## STUDY MATERIAL
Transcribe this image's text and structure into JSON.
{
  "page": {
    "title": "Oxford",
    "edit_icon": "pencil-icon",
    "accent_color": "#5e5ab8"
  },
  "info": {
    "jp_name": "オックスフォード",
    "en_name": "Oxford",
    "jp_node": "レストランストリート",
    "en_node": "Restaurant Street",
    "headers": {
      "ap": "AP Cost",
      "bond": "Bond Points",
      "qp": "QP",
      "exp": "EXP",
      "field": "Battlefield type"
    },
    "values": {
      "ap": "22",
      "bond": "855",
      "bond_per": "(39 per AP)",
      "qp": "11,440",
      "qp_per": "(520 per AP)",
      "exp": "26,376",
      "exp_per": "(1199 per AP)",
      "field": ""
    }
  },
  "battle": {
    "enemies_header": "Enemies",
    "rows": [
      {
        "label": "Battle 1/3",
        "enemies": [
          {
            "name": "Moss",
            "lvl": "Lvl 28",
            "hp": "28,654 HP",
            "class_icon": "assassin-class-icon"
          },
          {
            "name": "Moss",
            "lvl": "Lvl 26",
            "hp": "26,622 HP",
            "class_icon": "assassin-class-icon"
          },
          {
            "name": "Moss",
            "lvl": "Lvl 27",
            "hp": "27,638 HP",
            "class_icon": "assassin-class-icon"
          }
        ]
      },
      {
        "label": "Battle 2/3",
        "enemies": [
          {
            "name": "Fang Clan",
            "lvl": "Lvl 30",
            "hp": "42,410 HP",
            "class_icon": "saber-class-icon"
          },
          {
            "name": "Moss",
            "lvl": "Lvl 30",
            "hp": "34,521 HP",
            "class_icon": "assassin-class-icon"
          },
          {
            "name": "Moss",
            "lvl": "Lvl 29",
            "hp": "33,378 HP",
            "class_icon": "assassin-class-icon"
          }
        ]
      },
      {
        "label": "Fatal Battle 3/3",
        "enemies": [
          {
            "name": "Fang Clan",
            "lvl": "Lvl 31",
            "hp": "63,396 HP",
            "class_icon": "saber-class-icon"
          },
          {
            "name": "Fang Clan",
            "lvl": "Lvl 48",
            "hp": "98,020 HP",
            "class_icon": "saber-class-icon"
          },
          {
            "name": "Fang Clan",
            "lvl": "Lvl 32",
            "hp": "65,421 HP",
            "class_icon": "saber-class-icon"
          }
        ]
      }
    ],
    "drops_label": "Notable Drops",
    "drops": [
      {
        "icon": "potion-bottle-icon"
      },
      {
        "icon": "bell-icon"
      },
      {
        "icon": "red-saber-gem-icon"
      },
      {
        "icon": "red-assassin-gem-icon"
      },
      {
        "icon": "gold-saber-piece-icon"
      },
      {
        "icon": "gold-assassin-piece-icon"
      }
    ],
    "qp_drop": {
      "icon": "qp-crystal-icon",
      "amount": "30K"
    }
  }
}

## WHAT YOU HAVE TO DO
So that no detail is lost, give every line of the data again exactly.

## FINISHED TASK
Transcribe this image's text and structure into JSON.
{
  "page": {
    "title": "Oxford",
    "edit_icon": "pencil-icon",
    "accent_color": "#5e5ab8"
  },
  "info": {
    "jp_name": "オックスフォード",
    "en_name": "Oxford",
    "jp_node": "レストランストリート",
    "en_node": "Restaurant Street",
    "headers": {
      "ap": "AP Cost",
      "bond": "Bond Points",
      "qp": "QP",
      "exp": "EXP",
      "field": "Battlefield type"
    },
    "values": {
      "ap": "22",
      "bond": "855",
      "bond_per": "(39 per AP)",
      "qp": "11,440",
      "qp_per": "(520 per AP)",
      "exp": "26,376",
      "exp_per": "(1199 per AP)",
      "field": ""
    }
  },
  "battle": {
    "enemies_header": "Enemies",
    "rows": [
      {
        "label": "Battle 1/3",
        "enemies": [
          {
            "name": "Moss",
            "lvl": "Lvl 28",
            "hp": "28,654 HP",
            "class_icon": "assassin-class-icon"
          },
          {
            "name": "Moss",
            "lvl": "Lvl 26",
            "hp": "26,622 HP",
            "class_icon": "assassin-class-icon"
          },
          {
            "name": "Moss",
            "lvl": "Lvl 27",
            "hp": "27,638 HP",
            "class_icon": "assassin-class-icon"
          }
        ]
      },
      {
        "label": "Battle 2/3",
        "enemies": [
          {
            "name": "Fang Clan",
            "lvl": "Lvl 30",
            "hp": "42,410 HP",
            "class_icon": "saber-class-icon"
          },
          {
            "name": "Moss",
            "lvl": "Lvl 30",
            "hp": "34,521 HP",
            "class_icon": "assassin-class-icon"
          },
          {
            "name": "Moss",
            "lvl": "Lvl 29",
            "hp": "33,378 HP",
            "class_icon": "assassin-class-icon"
          }
        ]
      },
      {
        "label": "Fatal Battle 3/3",
        "enemies": [
          {
            "name": "Fang Clan",
            "lvl": "Lvl 31",
            "hp": "63,396 HP",
            "class_icon": "saber-class-icon"
          },
          {
            "name": "Fang Clan",
            "lvl": "Lvl 48",
            "hp": "98,020 HP",
            "class_icon": "saber-class-icon"
          },
          {
            "name": "Fang Clan",
            "lvl": "Lvl 32",
            "hp": "65,421 HP",
            "class_icon": "saber-class-icon"
          }
        ]
      }
    ],
    "drops_label": "Notable Drops",
    "drops": [
      {
        "icon": "potion-bottle-icon"
      },
      {
        "icon": "bell-icon"
      },
      {
        "icon": "red-saber-gem-icon"
      },
      {
        "icon": "red-assassin-gem-icon"
      },
      {
        "icon": "gold-saber-piece-icon"
      },
      {
        "icon": "gold-assassin-piece-icon"
      }
    ],
    "qp_drop": {
      "icon": "qp-crystal-icon",
      "amount": "30K"
    }
  }
}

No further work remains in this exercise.